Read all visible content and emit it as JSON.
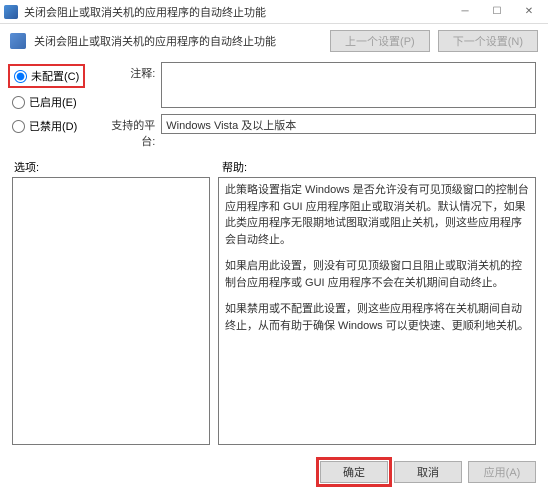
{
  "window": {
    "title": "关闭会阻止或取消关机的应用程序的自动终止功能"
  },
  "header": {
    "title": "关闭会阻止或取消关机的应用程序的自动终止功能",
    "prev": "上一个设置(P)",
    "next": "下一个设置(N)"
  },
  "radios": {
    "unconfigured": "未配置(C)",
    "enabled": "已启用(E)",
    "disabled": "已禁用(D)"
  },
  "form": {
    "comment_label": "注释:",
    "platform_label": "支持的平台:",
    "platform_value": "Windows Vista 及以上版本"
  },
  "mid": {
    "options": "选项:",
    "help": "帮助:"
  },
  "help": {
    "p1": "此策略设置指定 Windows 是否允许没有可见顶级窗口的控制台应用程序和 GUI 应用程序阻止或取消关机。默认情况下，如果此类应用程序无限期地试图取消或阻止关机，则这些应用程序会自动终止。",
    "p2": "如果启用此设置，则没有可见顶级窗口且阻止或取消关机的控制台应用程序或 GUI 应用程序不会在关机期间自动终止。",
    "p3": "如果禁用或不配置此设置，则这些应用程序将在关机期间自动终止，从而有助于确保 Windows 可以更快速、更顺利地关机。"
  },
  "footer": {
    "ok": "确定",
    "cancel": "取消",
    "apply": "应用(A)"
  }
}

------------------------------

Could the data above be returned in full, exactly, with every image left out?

Read all visible content and emit it as JSON.
{
  "window": {
    "title": "关闭会阻止或取消关机的应用程序的自动终止功能"
  },
  "header": {
    "title": "关闭会阻止或取消关机的应用程序的自动终止功能",
    "prev": "上一个设置(P)",
    "next": "下一个设置(N)"
  },
  "radios": {
    "unconfigured": "未配置(C)",
    "enabled": "已启用(E)",
    "disabled": "已禁用(D)"
  },
  "form": {
    "comment_label": "注释:",
    "platform_label": "支持的平台:",
    "platform_value": "Windows Vista 及以上版本"
  },
  "mid": {
    "options": "选项:",
    "help": "帮助:"
  },
  "help": {
    "p1": "此策略设置指定 Windows 是否允许没有可见顶级窗口的控制台应用程序和 GUI 应用程序阻止或取消关机。默认情况下，如果此类应用程序无限期地试图取消或阻止关机，则这些应用程序会自动终止。",
    "p2": "如果启用此设置，则没有可见顶级窗口且阻止或取消关机的控制台应用程序或 GUI 应用程序不会在关机期间自动终止。",
    "p3": "如果禁用或不配置此设置，则这些应用程序将在关机期间自动终止，从而有助于确保 Windows 可以更快速、更顺利地关机。"
  },
  "footer": {
    "ok": "确定",
    "cancel": "取消",
    "apply": "应用(A)"
  }
}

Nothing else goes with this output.